They were advised that â€œglobalisationâ€ and â€œtrade liberalisationâ€ were the way forward. They were not told that the agenda for Africa, only admitted to the big financiers, was â€œde-industrialisationâ€. They took the advice, and with it they were hooked on de-industrialisation.
In 1990, we grew plenty of good quality cotton and we had the skills and equipment to produce textiles and turn them into clothing. We protected this developing industry by putting import duty on clothing made outside Zimbabwe. What mother, on giving birth, walks away and leaves her infant to fend for himself?
Heâ€™s going to need her help for a long time. Our clothing industry was an infant, walking a little unsteadily in a world where the big boys were running in the Olympic Games.
It needed those tariffs to encourage us to buy local products. Later, when our industry was big enough to export and compete with the big boys, we could have removed the tariffs.
The big boys
But no, Uncle IMF and his friends in the World Bank said markets must be free; our infant industries must be left to compete in the same race as the big boys. If tax-free foreign clothing was cheaper, then locally produced clothes must become cheaper, they said. That meant paying less to the people who worked so hard to produce our cotton and turn it into shirts, skirts etc.
We had people-oriented policies in the 1980s, including a law setting minimum wages for our workers and a Cotton Marketing Board (CMB) that gave cotton farmers reasonable prices, lent them seed, fertiliser and pesticide inputs to produce it and when they sold the crop at a higher price than they had expected at planting time, gave the farmers a share of the extra profit. Paying less meant less for either the farmers, factory workers or both.
Uncles IMF and WB said CMB must privatise and let farmers sell where they like. CMB became CottCo, but managed to offer farmers a better deal than international companies like Cargill.
But the tariffs were removed and our clothing workers could not compete with the sweated labour of south-east Asia. We saw floods of cheap imported clothing and, because prices were rising all round, many people bought the imports. That might have been a good time to restore tariffs and tell our uncles in IMF and WB that their policies did not work for us. Government only insisted that we follow the ESAP those uncles had given us.
About 20 years later government had fallen out with those uncles and was looking for new ones. A Chinese company, Sino-Zim, came to buy cotton from the farmers. They went around offering more cash than farmers would get under their contracts with CottCo. High government officials, we are told, encouraged the farmers to accept this offer, but they didnâ€™t remind them that the cash price from CottCo represented a higher market price less the cost of the inputs CottCo had given them. Many took the quick cash. Then, next season, Uncle Sino-Zim wasnâ€™t lending any inputs and farmers saw their costs rocket. They went back to CottCo, who wanted to help, but couldnâ€™t do anything till they were paid for last yearâ€™s inputs.

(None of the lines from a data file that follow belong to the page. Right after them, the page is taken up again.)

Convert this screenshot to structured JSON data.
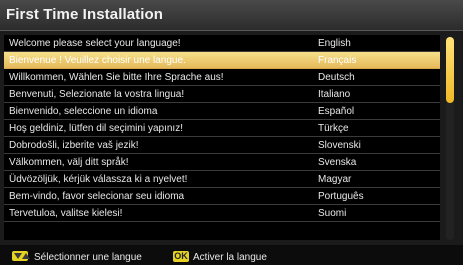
{
  "window": {
    "title": "First Time Installation"
  },
  "languages": [
    {
      "prompt": "Welcome please select your language!",
      "language": "English"
    },
    {
      "prompt": "Bienvenue ! Veuillez choisir une langue.",
      "language": "Français"
    },
    {
      "prompt": "Willkommen, Wählen Sie bitte Ihre Sprache aus!",
      "language": "Deutsch"
    },
    {
      "prompt": "Benvenuti, Selezionate la vostra lingua!",
      "language": "Italiano"
    },
    {
      "prompt": "Bienvenido, seleccione un idioma",
      "language": "Español"
    },
    {
      "prompt": "Hoş geldiniz, lütfen dil seçimini yapınız!",
      "language": "Türkçe"
    },
    {
      "prompt": "Dobrodošli, izberite vaš jezik!",
      "language": "Slovenski"
    },
    {
      "prompt": "Välkommen, välj ditt språk!",
      "language": "Svenska"
    },
    {
      "prompt": "Üdvözöljük, kérjük válassza ki a nyelvet!",
      "language": "Magyar"
    },
    {
      "prompt": "Bem-vindo, favor selecionar seu idioma",
      "language": "Português"
    },
    {
      "prompt": "Tervetuloa, valitse kielesi!",
      "language": "Suomi"
    },
    {
      "prompt": "",
      "language": ""
    }
  ],
  "selected_language": "Français",
  "footer": {
    "navigate_label": "Sélectionner une langue",
    "ok_key": "OK",
    "ok_label": "Activer la langue"
  },
  "colors": {
    "highlight": "#e6b95a",
    "key_yellow": "#e7d224"
  },
  "scroll": {
    "position_fraction": 0.0
  }
}
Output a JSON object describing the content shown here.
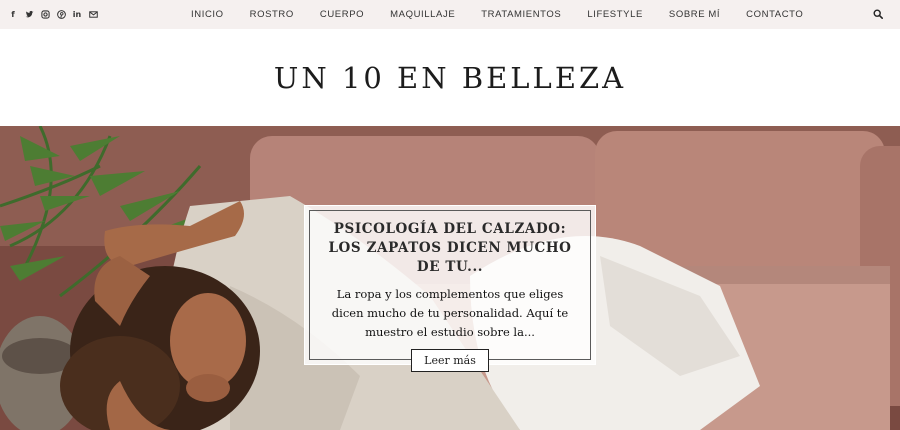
{
  "social": {
    "icons": [
      "facebook-icon",
      "twitter-icon",
      "instagram-icon",
      "pinterest-icon",
      "linkedin-icon",
      "email-icon"
    ]
  },
  "nav": {
    "items": [
      "INICIO",
      "ROSTRO",
      "CUERPO",
      "MAQUILLAJE",
      "TRATAMIENTOS",
      "LIFESTYLE",
      "SOBRE MÍ",
      "CONTACTO"
    ]
  },
  "site": {
    "title": "UN 10 EN BELLEZA"
  },
  "featured": {
    "title": "PSICOLOGÍA DEL CALZADO: LOS ZAPATOS DICEN MUCHO DE TU...",
    "excerpt": "La ropa y los complementos que eliges dicen mucho de tu personalidad. Aquí te muestro el estudio sobre la...",
    "button_label": "Leer más"
  },
  "colors": {
    "topbar": "#f5f0ef",
    "sofa": "#b48278",
    "wall": "#8a5a4f"
  }
}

So CottCo got no cotton to sell and lost the price of the inputs. The farmers would make no profit at Sino-Zimâ€™s prices. Our cotton exports, worth $233 million in 2012, dropped to $79 million by 2014. Now our clever, people-oriented government bans imports of the only clothes many can afford. What are we to wear? We know theyâ€™ll punish us if we walk around naked, but whatâ€™s the alternative?